In the final against Japan, she scored a goal at the first half thus becoming US all-time scoring leader in FIFA Women's World Cup history with 13 goals. However, US lost the match to Japan. She received Bronze Boot, Silver Ball and Silver Medal at the competition.
When in 2012, a new women’s soccer league was announced, Wambach was amongst the few chosen players from the national team. She was allocated to the National Women's Soccer League club, Western New York Flash in her hometown of Rochester, New York, as part of the NWSL Player Allocation. She made her debut on April 14, 2013 against Sky Blue FC.
Wambach was named NWSL Player of the Week for week 5 after scoring both goals in the victory over FC Kansas City. She became the first player in the league to win the award twice after scoring a goal and serving an assist during the Flash's win over Sky Blue FC.
At the Summer Olympics in 2012, Wambach scored five goals in every match except the final. She also scored her 140thinternational goal in the tournament.
Wambach played her fourth and last FIFA Women’s World Cup in 2015 in Canada. US won the tournament comfortably, lifting the World Cup. The same year in October, she announced her retirement. The last game that she played was in New Orleans on December 16.
Awards & Achievements
Abby Wambach’s career had been outstandingly brilliant throughout. In her international career, she scored 184 goals in 255 international matches to become the leading all-time international scorer for men and women, a record which she holds till date.
She was conferred with the US Soccer Federation’s US Soccer Athlete of the Year Award six times (2003, 2004, 2007, 2010, 2011 and 2013).
In 2011, Wambach received the prestigious Bronze Boot and Silver Ball at the FIFA Women's World Cup. The same year, she was also awarded the ESPY Award for Best Play for her 122nd-minute equalizing goal against Brazil.
She received gold at the 2004 and 2012 Summer Olympics in Athens and London. In 2012, she was bestowed with the FIFA World Player of the Year award, becoming the first American to win after a decade.

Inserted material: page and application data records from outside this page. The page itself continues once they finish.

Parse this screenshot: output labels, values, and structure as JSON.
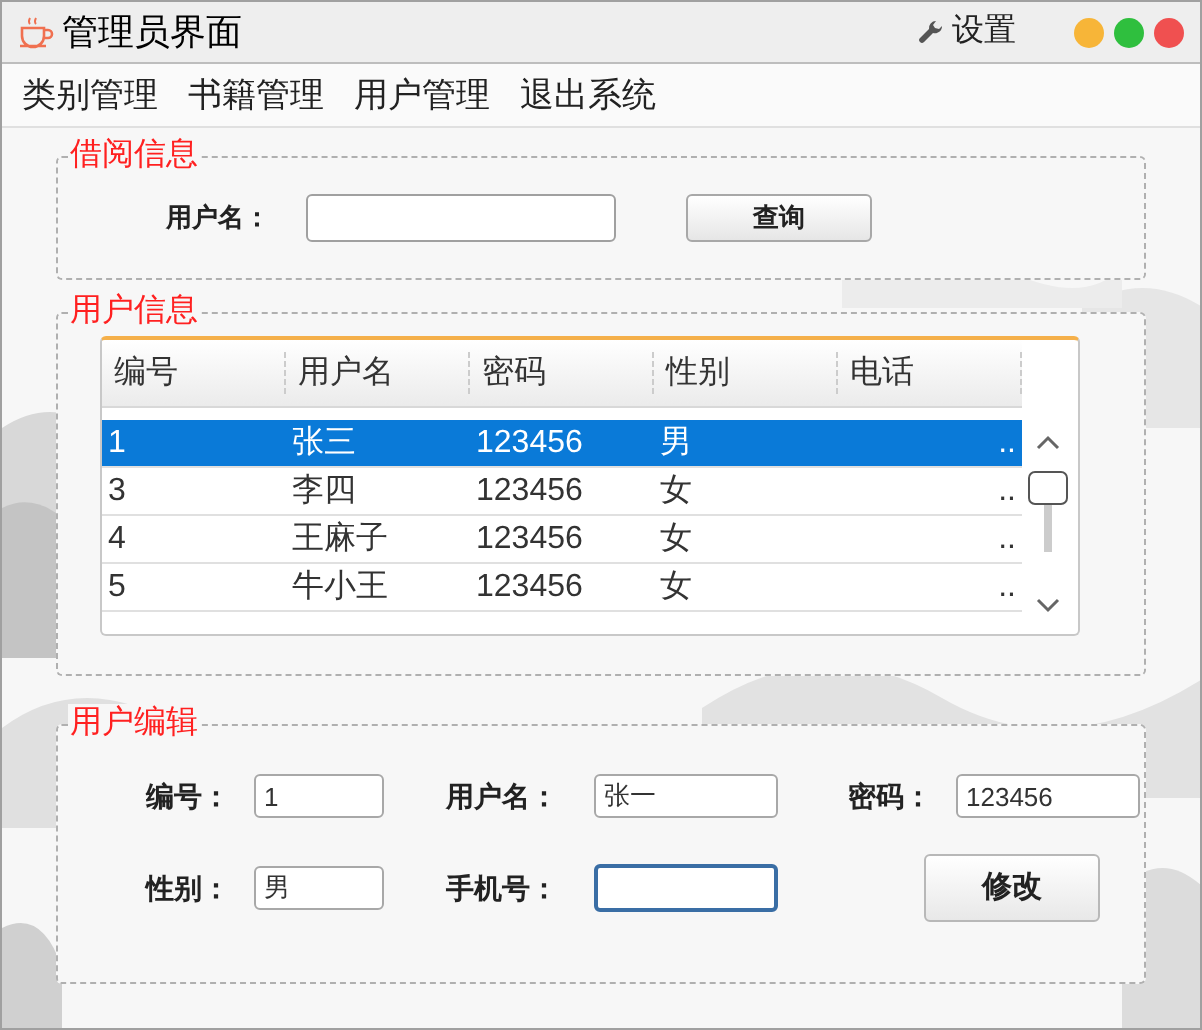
{
  "window": {
    "title": "管理员界面",
    "settings": "设置"
  },
  "menu": [
    "类别管理",
    "书籍管理",
    "用户管理",
    "退出系统"
  ],
  "borrow": {
    "title": "借阅信息",
    "label": "用户名：",
    "button": "查询"
  },
  "users": {
    "title": "用户信息",
    "columns": [
      "编号",
      "用户名",
      "密码",
      "性别",
      "电话"
    ],
    "rows": [
      {
        "cells": [
          "1",
          "张三",
          "123456",
          "男",
          ".."
        ],
        "selected": true
      },
      {
        "cells": [
          "3",
          "李四",
          "123456",
          "女",
          ".."
        ],
        "selected": false
      },
      {
        "cells": [
          "4",
          "王麻子",
          "123456",
          "女",
          ".."
        ],
        "selected": false
      },
      {
        "cells": [
          "5",
          "牛小王",
          "123456",
          "女",
          ".."
        ],
        "selected": false
      }
    ]
  },
  "edit": {
    "title": "用户编辑",
    "fields": [
      {
        "label": "编号：",
        "value": "1"
      },
      {
        "label": "用户名：",
        "value": "张一"
      },
      {
        "label": "密码：",
        "value": "123456"
      },
      {
        "label": "性别：",
        "value": "男"
      },
      {
        "label": "手机号：",
        "focused": true
      }
    ],
    "button": "修改"
  }
}
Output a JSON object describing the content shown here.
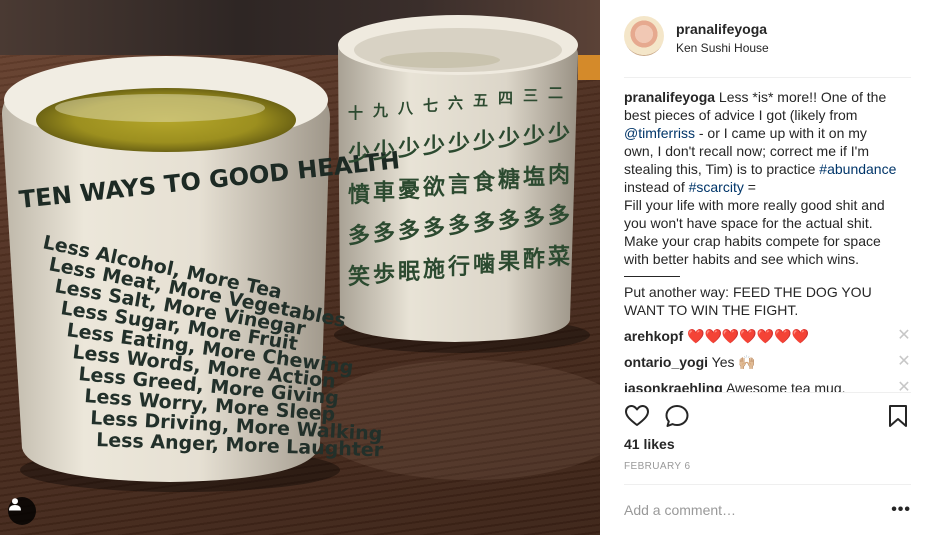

The US’ victory at the 2015 FIFA Women’s World cup helped Wambach and her team to become the first women's sports team to be honored with a Ticker Tape Parade in New York City. The team was also honored by President Barack Obama at the White House.
She was named to the Time 100 list of the most influential people in the world in 2015.
Personal Life & Legacy
Abby Wambach married her long-time girlfriend Sarah Huffman in Hawaii in October 2013. Three years later, in September 2016, the duo announced their divorce.
In November 2016, Wambach stated that she was in a relationship with author Glennon Doyle Melton. They took the marital vows in May 2017.
Wambach is an active philanthropist who has raised money for the Epilepsy Foundation and Juvenile Diabetes Research Foundation. Along with her teammates, she took part in the Bank of America charitable campaign at the Chicago Marathon. She even served as an ambassador for Athlete Ally.